As we covered in prior blog posts, on Tuesday, November 5, 2013, Foley & Lardner LLP hosted the ninth annual FoleyTech Summit in Boston. One of the breakout sessions at FoleyTech featured a panel discussion of leading innovators in the realm financing for “Big Data” processing companies, called “Big Data: Finding the Money.” The panel was moderated by Beth J. Felder, a Foley partner, and included the following panelists: Mohamad Ali, Chief Strategy Officer, Hewlett-Packard; Liam Donohue, Co-Founder and Managing Director, .406 Ventures; Scott Friend, Managing Director, Bain Capital Ventures; Chris Lynch, Partner, Atlas Ventures; and Steve Papa, Chairman, Infinio. The main question the panelists faced: If you’re a growing company looking for funding from sources interested in Big Data, how do you get it? Continue reading this entry
If you’ve been keeping tabs on strategy for franchise tax payments in Delaware, you’re probably already aware that annual reports and franchise tax payments are due in the near future. For for-profit corporations filed with the Division of Corporations of the Secretary of State of Delaware, the annual report and franchise tax payment is due on or before March 1, 2014.
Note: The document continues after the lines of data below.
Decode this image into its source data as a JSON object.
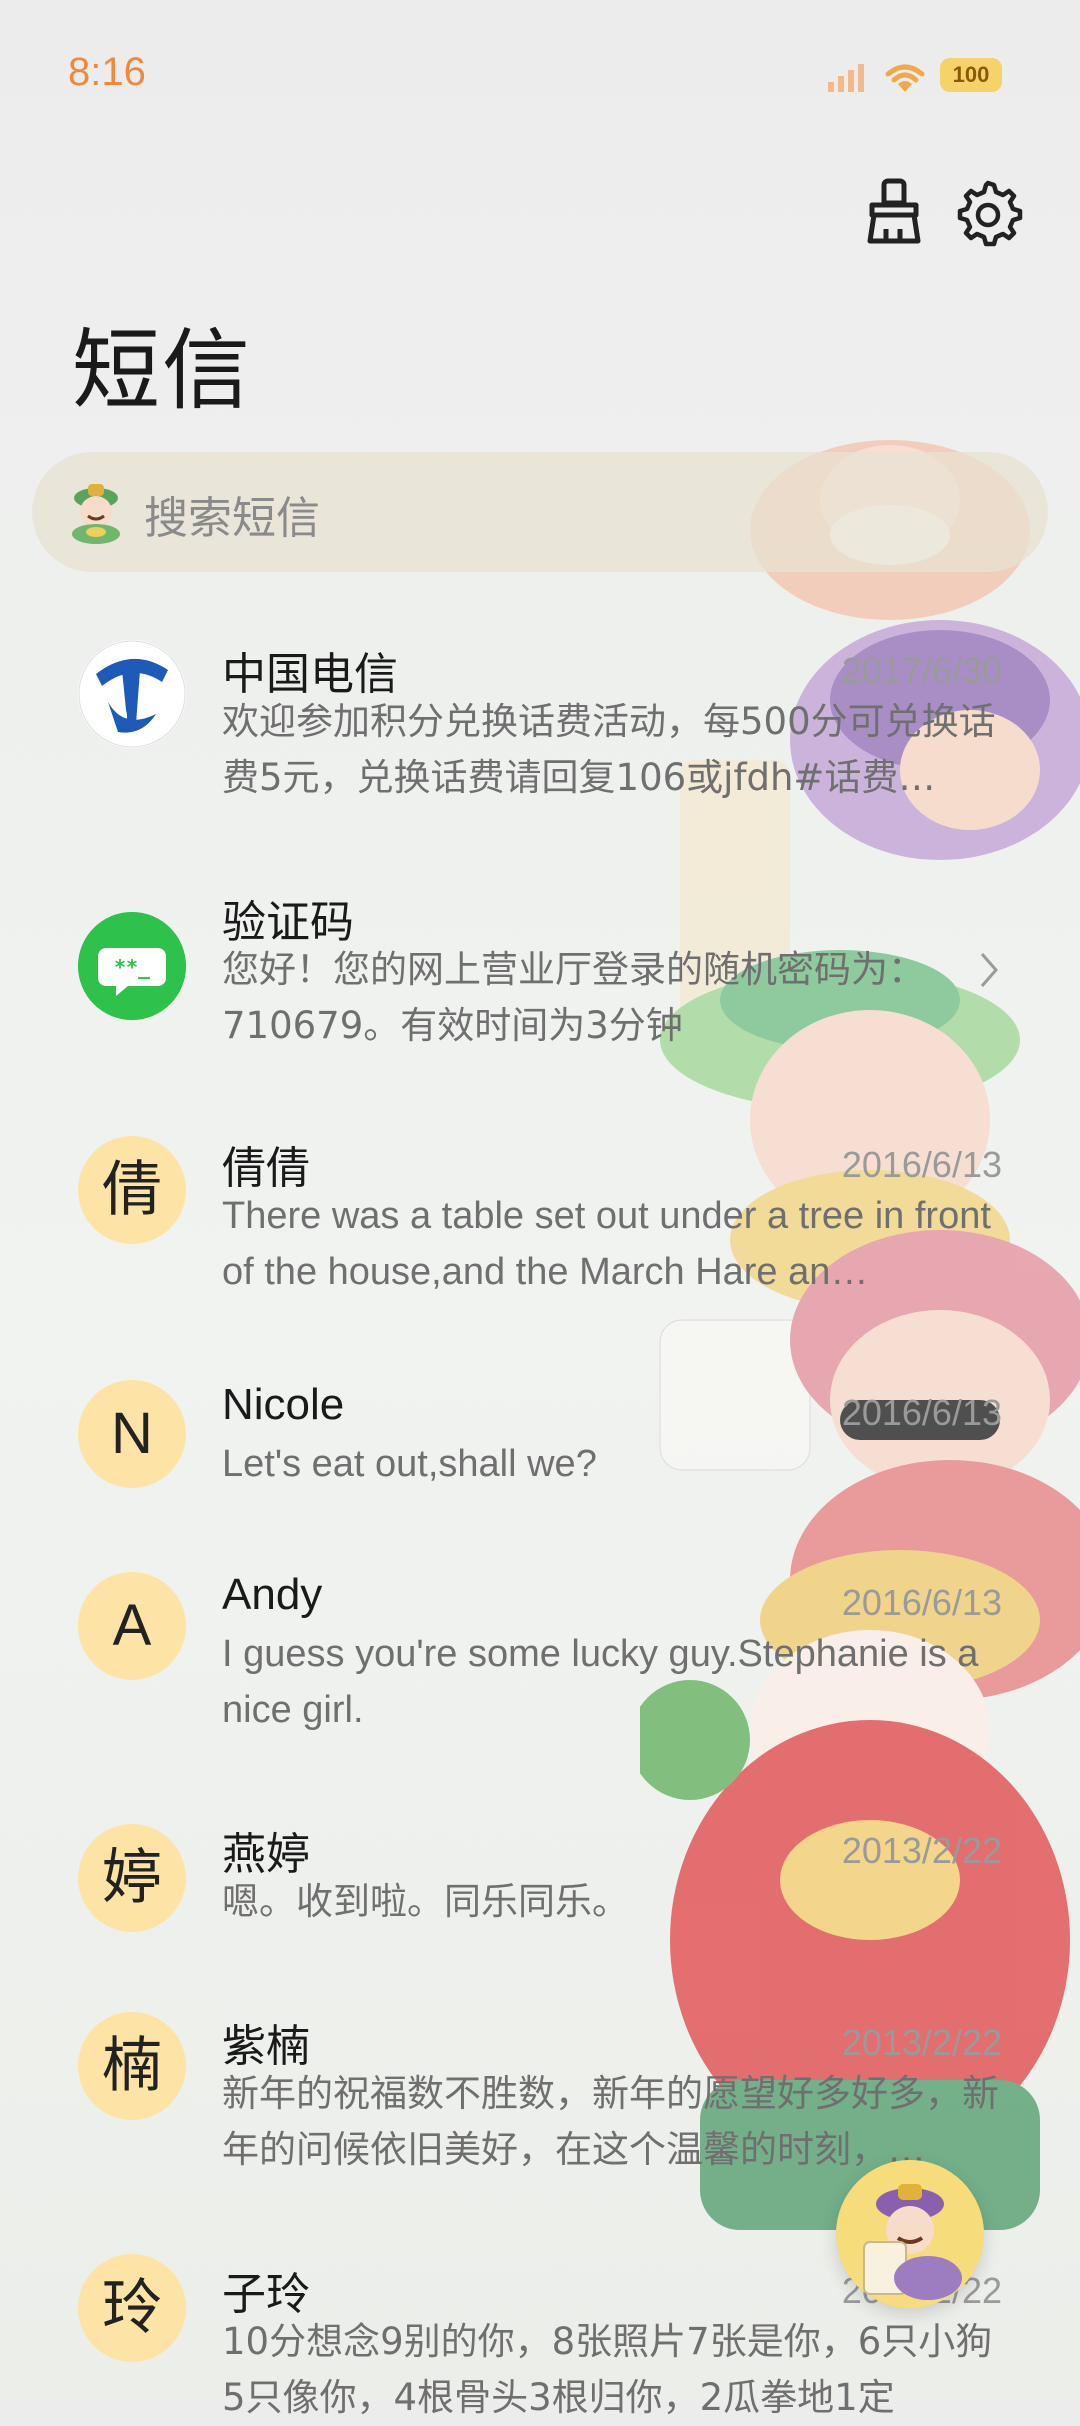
{
  "status_bar": {
    "time": "8:16",
    "battery": "100"
  },
  "header": {
    "title": "短信",
    "clean_icon": "broom-icon",
    "settings_icon": "gear-icon"
  },
  "search": {
    "placeholder": "搜索短信"
  },
  "colors": {
    "accent": "#ef8a3c",
    "avatar_bg": "#fde4a6",
    "battery": "#f6d36a",
    "verify_green": "#2ec24c",
    "telecom_blue": "#1e5bb8"
  },
  "conversations": [
    {
      "avatar": "telecom-logo",
      "name": "中国电信",
      "date": "2017/6/30",
      "preview": "欢迎参加积分兑换话费活动，每500分可兑换话费5元，兑换话费请回复106或jfdh#话费…"
    },
    {
      "avatar": "chat-bubble-icon",
      "name": "验证码",
      "date": "",
      "preview": "您好！您的网上营业厅登录的随机密码为：710679。有效时间为3分钟"
    },
    {
      "avatar": "倩",
      "name": "倩倩",
      "date": "2016/6/13",
      "preview": "There was a table set out under a tree in front of the house,and the March Hare an…"
    },
    {
      "avatar": "N",
      "name": "Nicole",
      "date": "2016/6/13",
      "preview": "Let's eat out,shall we?"
    },
    {
      "avatar": "A",
      "name": "Andy",
      "date": "2016/6/13",
      "preview": "I guess you're some lucky guy.Stephanie is a nice girl."
    },
    {
      "avatar": "婷",
      "name": "燕婷",
      "date": "2013/2/22",
      "preview": "嗯。收到啦。同乐同乐。"
    },
    {
      "avatar": "楠",
      "name": "紫楠",
      "date": "2013/2/22",
      "preview": "新年的祝福数不胜数，新年的愿望好多好多，新年的问候依旧美好，在这个温馨的时刻，…"
    },
    {
      "avatar": "玲",
      "name": "子玲",
      "date": "2013/2/22",
      "preview": "10分想念9别的你，8张照片7张是你，6只小狗5只像你，4根骨头3根归你，2瓜拳地1定"
    }
  ]
}
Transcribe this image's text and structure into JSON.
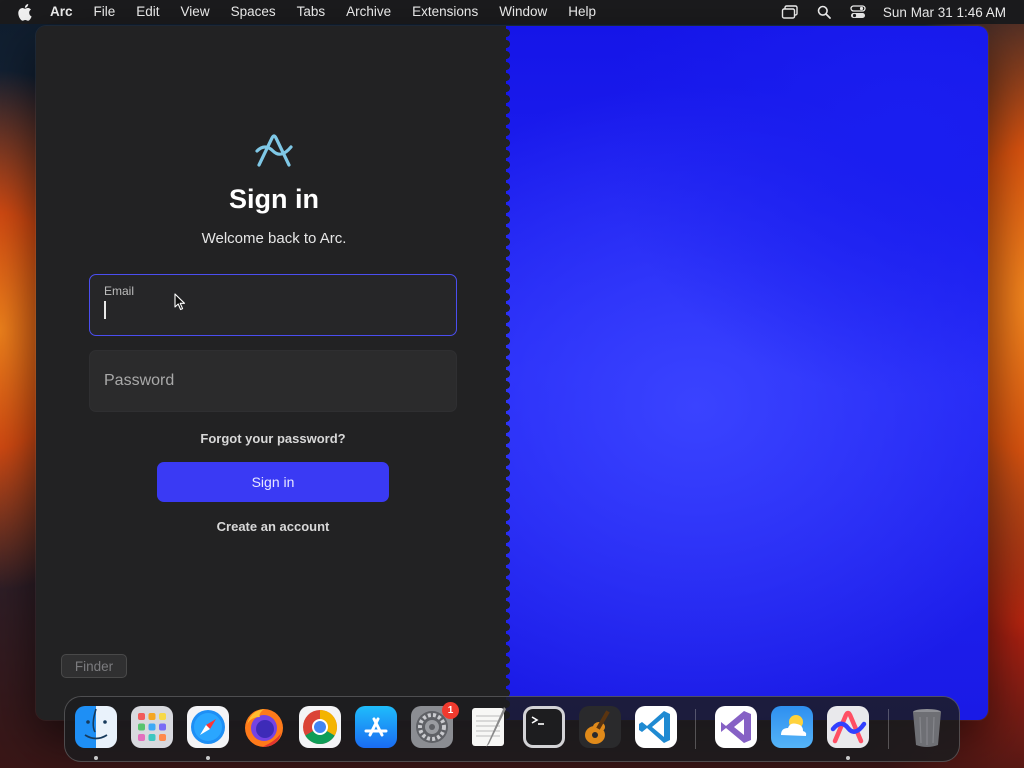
{
  "menubar": {
    "app_name": "Arc",
    "items": [
      "File",
      "Edit",
      "View",
      "Spaces",
      "Tabs",
      "Archive",
      "Extensions",
      "Window",
      "Help"
    ],
    "clock": "Sun Mar 31  1:46 AM",
    "tray_icons": [
      "screen-mirroring-icon",
      "spotlight-search-icon",
      "control-center-icon"
    ]
  },
  "signin": {
    "title": "Sign in",
    "subtitle": "Welcome back to Arc.",
    "email_label": "Email",
    "email_value": "",
    "password_placeholder": "Password",
    "forgot_link": "Forgot your password?",
    "submit_label": "Sign in",
    "create_link": "Create an account"
  },
  "tooltip": {
    "text": "Finder"
  },
  "dock": {
    "apps": [
      {
        "name": "Finder",
        "icon": "finder-icon",
        "running": true
      },
      {
        "name": "Launchpad",
        "icon": "launchpad-icon",
        "running": false
      },
      {
        "name": "Safari",
        "icon": "safari-icon",
        "running": true
      },
      {
        "name": "Firefox",
        "icon": "firefox-icon",
        "running": false
      },
      {
        "name": "Google Chrome",
        "icon": "chrome-icon",
        "running": false
      },
      {
        "name": "App Store",
        "icon": "app-store-icon",
        "running": false
      },
      {
        "name": "System Settings",
        "icon": "system-settings-icon",
        "running": false,
        "badge": "1"
      },
      {
        "name": "TextEdit",
        "icon": "textedit-icon",
        "running": false
      },
      {
        "name": "Terminal",
        "icon": "terminal-icon",
        "running": false
      },
      {
        "name": "GarageBand",
        "icon": "garageband-icon",
        "running": false
      },
      {
        "name": "Visual Studio Code",
        "icon": "vscode-icon",
        "running": false
      },
      {
        "name": "Visual Studio",
        "icon": "visual-studio-icon",
        "running": false
      },
      {
        "name": "Weather",
        "icon": "weather-icon",
        "running": false
      },
      {
        "name": "Arc",
        "icon": "arc-icon",
        "running": true
      },
      {
        "name": "Trash",
        "icon": "trash-icon",
        "running": false
      }
    ]
  },
  "colors": {
    "accent": "#3a3af4",
    "field_focus_border": "#4b4ef0",
    "window_bg": "#222223",
    "panel_blue": "#2326f5"
  }
}
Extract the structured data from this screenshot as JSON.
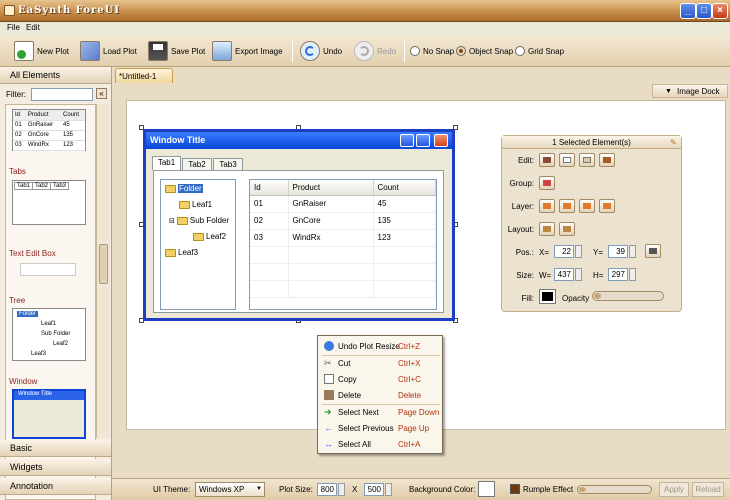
{
  "window": {
    "title": "EaSynth ForeUI"
  },
  "menu": {
    "file": "File",
    "edit": "Edit"
  },
  "toolbar": {
    "new_plot": "New Plot",
    "load_plot": "Load Plot",
    "save_plot": "Save Plot",
    "export_image": "Export Image",
    "undo": "Undo",
    "redo": "Redo",
    "no_snap": "No Snap",
    "object_snap": "Object Snap",
    "grid_snap": "Grid Snap"
  },
  "left_panel": {
    "all_elements": "All Elements",
    "filter_label": "Filter:",
    "filter_value": "",
    "table_headers": [
      "Id",
      "Product",
      "Count"
    ],
    "table_rows": [
      [
        "01",
        "GnRaiser",
        "45"
      ],
      [
        "02",
        "GnCore",
        "135"
      ],
      [
        "03",
        "WindRx",
        "123"
      ]
    ],
    "tabs_title": "Tabs",
    "tabs": [
      "Tab1",
      "Tab2",
      "Tab3"
    ],
    "textedit_title": "Text Edit Box",
    "tree_title": "Tree",
    "tree_nodes": [
      "Folder",
      "Leaf1",
      "Sub Folder",
      "Leaf2",
      "Leaf3"
    ],
    "window_title": "Window",
    "window_preview_title": "Window Title",
    "basic": "Basic",
    "widgets": "Widgets",
    "annotation": "Annotation"
  },
  "document": {
    "tab": "*Untitled-1",
    "image_dock": "Image Dock"
  },
  "design_window": {
    "title": "Window Title",
    "tabs": [
      "Tab1",
      "Tab2",
      "Tab3"
    ],
    "tree": [
      "Folder",
      "Leaf1",
      "Sub Folder",
      "Leaf2",
      "Leaf3"
    ],
    "grid_headers": [
      "Id",
      "Product",
      "Count"
    ],
    "grid_rows": [
      [
        "01",
        "GnRaiser",
        "45"
      ],
      [
        "02",
        "GnCore",
        "135"
      ],
      [
        "03",
        "WindRx",
        "123"
      ]
    ]
  },
  "properties": {
    "header": "1 Selected Element(s)",
    "edit": "Edit:",
    "group": "Group:",
    "layer": "Layer:",
    "layout": "Layout:",
    "pos": "Pos.:",
    "x_label": "X=",
    "x": "22",
    "y_label": "Y=",
    "y": "39",
    "size": "Size:",
    "w_label": "W=",
    "w": "437",
    "h_label": "H=",
    "h": "297",
    "fill": "Fill:",
    "opacity": "Opacity"
  },
  "context_menu": [
    {
      "label": "Undo Plot Resize",
      "shortcut": "Ctrl+Z",
      "icon": "undo-icon"
    },
    {
      "label": "Cut",
      "shortcut": "Ctrl+X",
      "icon": "cut-icon"
    },
    {
      "label": "Copy",
      "shortcut": "Ctrl+C",
      "icon": "copy-icon"
    },
    {
      "label": "Delete",
      "shortcut": "Delete",
      "icon": "delete-icon"
    },
    {
      "label": "Select Next",
      "shortcut": "Page Down",
      "icon": "arrow-right-icon"
    },
    {
      "label": "Select Previous",
      "shortcut": "Page Up",
      "icon": "arrow-left-icon"
    },
    {
      "label": "Select All",
      "shortcut": "Ctrl+A",
      "icon": "select-all-icon"
    }
  ],
  "status": {
    "ui_theme_label": "UI Theme:",
    "ui_theme": "Windows XP",
    "plot_size_label": "Plot Size:",
    "plot_w": "800",
    "x": "X",
    "plot_h": "500",
    "bg_color_label": "Background Color:",
    "rumple": "Rumple Effect",
    "apply": "Apply",
    "reload": "Reload"
  },
  "colors": {
    "accent": "#c58b47",
    "xp_blue": "#0a45d8",
    "menu_shortcut": "#b1340f"
  }
}
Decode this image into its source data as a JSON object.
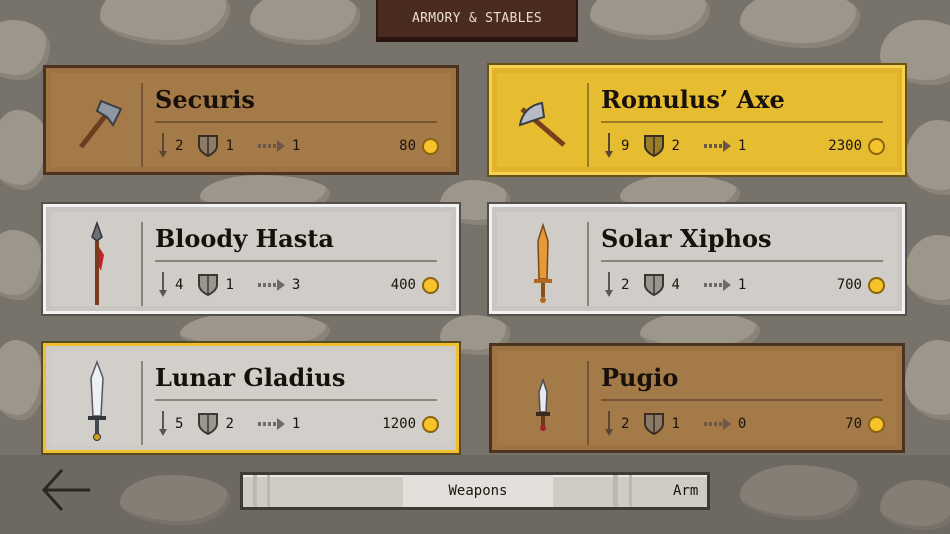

Entrepreneurs understand risk. They are used to squeezing the most value out of every dollar by evaluating the cost and potential upside of every decision. However, many lawyers are uncomfortable with this approach. They have been trained to perform comprehensive research and provide a definitive answer based on that research: The one hundred percent solution. Many clients also expect – and are willing to pay for – this one hundred present solution. Continue reading this entry
When rumors start swirling that a company is thinking about going public, two groups often come running. First to the front door are the investment bankers, who want to both take you to the IPO and represent you afterwards on secondary offerings, acquisitions and the like. Right behind the bankers are often the strategic acquirers. Continue reading this entry
Delaware is the state of incorporation for a majority of venture-backed and publicly-traded corporations. The Delaware courts have developed considerable expertise in dealing with corporate issues and there is a substantial body of case law construing Delaware law. As a result, investors are familiar and comfortable with Delaware. Delaware law and courts are also deferential to directors and management, looking skeptically on frivolous stockholder litigation and providing protections against hostile bids.
For all of its benefits, Delaware has convoluted methods of calculating the franchise tax payable by corporations for the privilege of being incorporated in the state, which can result unnecessarily high bills without some advance thought and planning. Of course, large corporations with substantial assets will have significant franchise tax obligations (up to $180,000), but there is no reason for smaller corporations to be getting stuck with large bills. Continue reading this entry